→ What you will do
Copy all the lines below without altering anything.

(Stored records)
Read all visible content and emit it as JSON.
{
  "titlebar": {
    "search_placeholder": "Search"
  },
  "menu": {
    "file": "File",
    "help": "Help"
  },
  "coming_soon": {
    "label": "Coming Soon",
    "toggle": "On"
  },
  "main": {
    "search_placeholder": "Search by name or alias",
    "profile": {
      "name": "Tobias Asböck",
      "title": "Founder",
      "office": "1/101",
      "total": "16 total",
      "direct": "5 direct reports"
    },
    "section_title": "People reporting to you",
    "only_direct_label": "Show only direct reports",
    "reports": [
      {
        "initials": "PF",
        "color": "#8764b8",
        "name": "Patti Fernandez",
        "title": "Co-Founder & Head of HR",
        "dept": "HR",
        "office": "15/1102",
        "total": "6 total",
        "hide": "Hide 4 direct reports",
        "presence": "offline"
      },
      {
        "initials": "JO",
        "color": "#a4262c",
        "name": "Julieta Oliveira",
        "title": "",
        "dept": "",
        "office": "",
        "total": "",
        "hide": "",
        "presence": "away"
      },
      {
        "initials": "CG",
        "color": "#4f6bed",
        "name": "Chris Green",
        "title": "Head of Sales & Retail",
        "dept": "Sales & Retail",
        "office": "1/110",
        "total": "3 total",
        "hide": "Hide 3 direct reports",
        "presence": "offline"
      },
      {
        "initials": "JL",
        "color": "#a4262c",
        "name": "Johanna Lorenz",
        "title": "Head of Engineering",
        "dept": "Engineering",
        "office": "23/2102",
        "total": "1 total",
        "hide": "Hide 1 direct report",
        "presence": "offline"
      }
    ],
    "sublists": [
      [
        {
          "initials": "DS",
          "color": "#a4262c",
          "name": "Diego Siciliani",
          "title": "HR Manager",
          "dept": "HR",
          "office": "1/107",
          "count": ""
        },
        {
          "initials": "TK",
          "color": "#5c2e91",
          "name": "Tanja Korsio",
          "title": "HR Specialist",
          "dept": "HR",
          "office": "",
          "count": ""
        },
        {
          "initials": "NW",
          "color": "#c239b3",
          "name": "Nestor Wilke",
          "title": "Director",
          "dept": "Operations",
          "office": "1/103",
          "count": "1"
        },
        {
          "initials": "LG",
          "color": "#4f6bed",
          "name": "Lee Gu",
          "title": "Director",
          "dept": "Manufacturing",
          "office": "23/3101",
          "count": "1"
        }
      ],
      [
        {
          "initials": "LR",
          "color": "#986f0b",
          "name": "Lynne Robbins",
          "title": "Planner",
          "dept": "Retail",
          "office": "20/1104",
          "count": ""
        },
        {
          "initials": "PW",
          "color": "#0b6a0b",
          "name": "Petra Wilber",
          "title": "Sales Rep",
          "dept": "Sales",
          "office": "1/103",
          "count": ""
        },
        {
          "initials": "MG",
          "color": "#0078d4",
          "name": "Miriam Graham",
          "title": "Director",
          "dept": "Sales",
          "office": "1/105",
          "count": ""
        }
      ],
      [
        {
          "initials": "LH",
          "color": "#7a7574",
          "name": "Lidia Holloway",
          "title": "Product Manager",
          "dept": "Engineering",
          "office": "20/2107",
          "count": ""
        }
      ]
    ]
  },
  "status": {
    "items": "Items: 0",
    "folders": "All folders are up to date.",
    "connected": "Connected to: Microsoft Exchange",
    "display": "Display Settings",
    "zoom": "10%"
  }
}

→ Reply
Read all visible content and emit it as JSON.
{
  "titlebar": {
    "search_placeholder": "Search"
  },
  "menu": {
    "file": "File",
    "help": "Help"
  },
  "coming_soon": {
    "label": "Coming Soon",
    "toggle": "On"
  },
  "main": {
    "search_placeholder": "Search by name or alias",
    "profile": {
      "name": "Tobias Asböck",
      "title": "Founder",
      "office": "1/101",
      "total": "16 total",
      "direct": "5 direct reports"
    },
    "section_title": "People reporting to you",
    "only_direct_label": "Show only direct reports",
    "reports": [
      {
        "initials": "PF",
        "color": "#8764b8",
        "name": "Patti Fernandez",
        "title": "Co-Founder & Head of HR",
        "dept": "HR",
        "office": "15/1102",
        "total": "6 total",
        "hide": "Hide 4 direct reports",
        "presence": "offline"
      },
      {
        "initials": "JO",
        "color": "#a4262c",
        "name": "Julieta Oliveira",
        "title": "",
        "dept": "",
        "office": "",
        "total": "",
        "hide": "",
        "presence": "away"
      },
      {
        "initials": "CG",
        "color": "#4f6bed",
        "name": "Chris Green",
        "title": "Head of Sales & Retail",
        "dept": "Sales & Retail",
        "office": "1/110",
        "total": "3 total",
        "hide": "Hide 3 direct reports",
        "presence": "offline"
      },
      {
        "initials": "JL",
        "color": "#a4262c",
        "name": "Johanna Lorenz",
        "title": "Head of Engineering",
        "dept": "Engineering",
        "office": "23/2102",
        "total": "1 total",
        "hide": "Hide 1 direct report",
        "presence": "offline"
      }
    ],
    "sublists": [
      [
        {
          "initials": "DS",
          "color": "#a4262c",
          "name": "Diego Siciliani",
          "title": "HR Manager",
          "dept": "HR",
          "office": "1/107",
          "count": ""
        },
        {
          "initials": "TK",
          "color": "#5c2e91",
          "name": "Tanja Korsio",
          "title": "HR Specialist",
          "dept": "HR",
          "office": "",
          "count": ""
        },
        {
          "initials": "NW",
          "color": "#c239b3",
          "name": "Nestor Wilke",
          "title": "Director",
          "dept": "Operations",
          "office": "1/103",
          "count": "1"
        },
        {
          "initials": "LG",
          "color": "#4f6bed",
          "name": "Lee Gu",
          "title": "Director",
          "dept": "Manufacturing",
          "office": "23/3101",
          "count": "1"
        }
      ],
      [
        {
          "initials": "LR",
          "color": "#986f0b",
          "name": "Lynne Robbins",
          "title": "Planner",
          "dept": "Retail",
          "office": "20/1104",
          "count": ""
        },
        {
          "initials": "PW",
          "color": "#0b6a0b",
          "name": "Petra Wilber",
          "title": "Sales Rep",
          "dept": "Sales",
          "office": "1/103",
          "count": ""
        },
        {
          "initials": "MG",
          "color": "#0078d4",
          "name": "Miriam Graham",
          "title": "Director",
          "dept": "Sales",
          "office": "1/105",
          "count": ""
        }
      ],
      [
        {
          "initials": "LH",
          "color": "#7a7574",
          "name": "Lidia Holloway",
          "title": "Product Manager",
          "dept": "Engineering",
          "office": "20/2107",
          "count": ""
        }
      ]
    ]
  },
  "status": {
    "items": "Items: 0",
    "folders": "All folders are up to date.",
    "connected": "Connected to: Microsoft Exchange",
    "display": "Display Settings",
    "zoom": "10%"
  }
}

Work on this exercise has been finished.